We're going to take a look here at problem question and I'm going to talk you through how we go about building up a methodical answer that combines the facts with the law to enable us to reach conclusions about liability. So this is a quite simple, but otherwise quite standard, problem question here and I'm using criminal law in general, and property offenses in particular, to make the point.
So, the starting point when answering a problem question is to find the issues. And an issue is something that somebody has done that might give rise to legal liability. So your starting point should always be to look at the various people who are mentioned in your scenario and make a list of the things that they've done. Now, it's quite straightforward here because we only have Emma, so we can easily highlight the key things that might give rise to liability here and use them to make a list of the issues.
So we've got two key things here, that she's picked some mushrooms to make into tarts to sell in her pub and that she advertises those as hand-picked and fresh when, on this occasion, they weren't. So we're going to focus on the first one of those and look at the way we would build that up into an answer to a problem question.

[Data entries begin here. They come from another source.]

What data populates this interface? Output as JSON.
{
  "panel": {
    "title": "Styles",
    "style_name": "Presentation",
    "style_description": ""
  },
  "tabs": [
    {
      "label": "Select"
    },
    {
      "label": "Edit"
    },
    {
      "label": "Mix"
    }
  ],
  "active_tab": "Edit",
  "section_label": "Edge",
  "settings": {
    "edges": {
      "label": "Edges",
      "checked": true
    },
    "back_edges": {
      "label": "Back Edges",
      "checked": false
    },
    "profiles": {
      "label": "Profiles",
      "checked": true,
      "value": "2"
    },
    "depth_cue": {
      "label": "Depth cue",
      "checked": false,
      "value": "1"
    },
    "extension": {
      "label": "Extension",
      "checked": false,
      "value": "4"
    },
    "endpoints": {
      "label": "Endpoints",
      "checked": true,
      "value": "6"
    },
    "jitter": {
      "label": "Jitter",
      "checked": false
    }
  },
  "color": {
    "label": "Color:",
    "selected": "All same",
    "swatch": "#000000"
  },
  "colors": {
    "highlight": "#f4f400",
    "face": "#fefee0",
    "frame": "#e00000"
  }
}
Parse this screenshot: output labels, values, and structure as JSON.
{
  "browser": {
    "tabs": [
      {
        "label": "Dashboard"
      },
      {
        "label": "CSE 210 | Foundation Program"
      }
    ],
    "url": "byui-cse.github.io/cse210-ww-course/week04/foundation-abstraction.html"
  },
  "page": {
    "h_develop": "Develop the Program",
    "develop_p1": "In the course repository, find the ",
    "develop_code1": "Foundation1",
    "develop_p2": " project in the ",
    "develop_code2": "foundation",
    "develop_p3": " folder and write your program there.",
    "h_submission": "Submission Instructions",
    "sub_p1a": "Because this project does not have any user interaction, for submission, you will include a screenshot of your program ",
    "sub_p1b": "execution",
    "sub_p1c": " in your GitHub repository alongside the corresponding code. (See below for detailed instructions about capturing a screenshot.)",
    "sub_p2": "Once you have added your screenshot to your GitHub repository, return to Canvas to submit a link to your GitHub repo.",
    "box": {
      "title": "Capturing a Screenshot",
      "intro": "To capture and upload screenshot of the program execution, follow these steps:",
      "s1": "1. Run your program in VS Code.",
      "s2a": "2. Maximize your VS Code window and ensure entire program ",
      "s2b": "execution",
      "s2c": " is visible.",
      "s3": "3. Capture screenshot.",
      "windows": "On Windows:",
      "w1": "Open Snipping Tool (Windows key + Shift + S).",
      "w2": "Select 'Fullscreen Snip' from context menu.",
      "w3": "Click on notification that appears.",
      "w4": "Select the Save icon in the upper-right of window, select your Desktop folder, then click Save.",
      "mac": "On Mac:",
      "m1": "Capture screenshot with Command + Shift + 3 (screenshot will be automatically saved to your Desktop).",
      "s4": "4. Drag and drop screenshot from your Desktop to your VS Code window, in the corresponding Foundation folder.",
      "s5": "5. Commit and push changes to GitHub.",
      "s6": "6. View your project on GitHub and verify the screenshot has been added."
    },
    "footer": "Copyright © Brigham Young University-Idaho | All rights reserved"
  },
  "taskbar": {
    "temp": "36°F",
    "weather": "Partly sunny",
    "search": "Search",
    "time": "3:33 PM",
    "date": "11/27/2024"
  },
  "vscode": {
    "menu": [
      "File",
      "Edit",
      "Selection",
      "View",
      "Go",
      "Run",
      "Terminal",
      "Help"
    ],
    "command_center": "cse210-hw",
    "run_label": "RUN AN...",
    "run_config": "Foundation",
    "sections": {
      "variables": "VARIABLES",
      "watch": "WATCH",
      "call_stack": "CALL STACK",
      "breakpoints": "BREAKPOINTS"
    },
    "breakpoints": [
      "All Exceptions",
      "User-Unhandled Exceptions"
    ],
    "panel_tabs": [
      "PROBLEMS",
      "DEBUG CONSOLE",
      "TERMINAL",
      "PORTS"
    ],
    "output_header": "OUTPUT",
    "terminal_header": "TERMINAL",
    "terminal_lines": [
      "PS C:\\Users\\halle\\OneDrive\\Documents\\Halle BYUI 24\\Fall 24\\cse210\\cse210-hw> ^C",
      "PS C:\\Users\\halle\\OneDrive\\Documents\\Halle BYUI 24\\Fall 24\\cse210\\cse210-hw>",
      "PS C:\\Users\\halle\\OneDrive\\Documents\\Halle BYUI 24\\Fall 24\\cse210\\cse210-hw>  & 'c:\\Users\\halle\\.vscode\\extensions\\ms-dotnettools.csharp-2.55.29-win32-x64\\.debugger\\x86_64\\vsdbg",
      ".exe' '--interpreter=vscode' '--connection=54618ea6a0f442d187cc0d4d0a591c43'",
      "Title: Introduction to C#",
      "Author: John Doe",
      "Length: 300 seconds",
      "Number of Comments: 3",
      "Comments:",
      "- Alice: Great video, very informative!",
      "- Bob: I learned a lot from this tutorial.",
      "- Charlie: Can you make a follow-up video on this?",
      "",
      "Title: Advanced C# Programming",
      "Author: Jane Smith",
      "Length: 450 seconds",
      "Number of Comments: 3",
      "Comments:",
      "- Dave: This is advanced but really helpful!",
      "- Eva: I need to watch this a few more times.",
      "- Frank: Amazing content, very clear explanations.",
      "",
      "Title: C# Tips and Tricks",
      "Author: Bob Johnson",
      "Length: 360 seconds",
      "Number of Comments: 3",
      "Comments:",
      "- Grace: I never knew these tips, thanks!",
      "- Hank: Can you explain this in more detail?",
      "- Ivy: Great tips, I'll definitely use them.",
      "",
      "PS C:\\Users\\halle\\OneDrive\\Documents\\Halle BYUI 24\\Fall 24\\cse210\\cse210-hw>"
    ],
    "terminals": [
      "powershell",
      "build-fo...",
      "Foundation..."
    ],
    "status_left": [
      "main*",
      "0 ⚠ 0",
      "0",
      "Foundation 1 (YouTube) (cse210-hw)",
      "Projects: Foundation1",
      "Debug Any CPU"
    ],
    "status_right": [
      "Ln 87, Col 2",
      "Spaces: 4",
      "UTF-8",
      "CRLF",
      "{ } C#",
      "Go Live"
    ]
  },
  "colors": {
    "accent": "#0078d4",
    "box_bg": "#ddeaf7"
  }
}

So, what we need to do first is to match it to an area of law, so we're looking at theft, and we need to work out what things are required for somebody to incur legal liability. So there are five elements to the offense of theft and each of those then can become a separate issue. And by doing that we can break the offense down into its elements.
We can't ever, whatever area of law were looking at, we can't ever unpick whether or not somebody has liability in one go because all of the law has different components to it. So we need to slice it up into manageable pieces and we build a structure around that. So the five elements of theft give us five issues to address. And you will be familiar, I hope, with the IRAC method that we use to help us to plan answers to problem questions: so that we have five separate issues each based on one of the elements of the offense, which we are going to find out what the rule is that applies, the rule being the law, we're going to apply the law to the facts and reach a conclusion on each.
So here then our issues, again our questions that need to be answered: Are the mushrooms property? Do they belong to someone? Is picking them in an appropriation? And so on. And we'll look at the first point here to look at how we build up our answer.
So our starting point needs to be to find out what the rule is, what the law says. So we're looking here at Section 4 of the Theft Act and we can see we've got our general definition of property at the top there. But down here we've got something specific about mushrooms, which clearly is going to apply to us. So we can see here that, generally, mushrooms growing wild aren't considered to be property for the purposes of theft, but that there's an exception if they're picked for reward, sale, or other commercial purpose. So we can start to think about working that into our answer now that we know what the law requires. And this is the key skill in problem solving: you are working out what the law asks for and looking in your set of facts to see if it is satisfied. So it's really important as part of our planning that we match the rule, the law, and its application, the facts, together. So you can see that here: our starting point is that a person who picks mushrooms growing wild on land does not steal what he picks, the mushrooms are growing wild in the forest, but they will amount to property for the purposes of theft if they're picked for reward, sale, or other commercial purpose, and we know that Emma picks them to make into tarts to sell in her pub, which seems like a commercial purpose. So we can use that in our answer.
So this is what we would have: we have our general issue up here, this is what she's done, she might be liable. We've broken the law down into some of its elements. We explain what the law says and we relate the facts to them in order to reach a conclusion. Which on this first issue about whether or not the mushrooms are property, is yes, they are. So we can continue to look at the next points and build up our answer to that.
So that's how we would use IRAC. You would repeat that for the remaining four issues and then move on to the second point about potential liability for fraud.
The method is really important in problem solving, so do try to practice with IRAC and the key point there is: what does the law ask for? Find evidence in your facts that it exists and then put the two together. And that's the key to success in problem solving.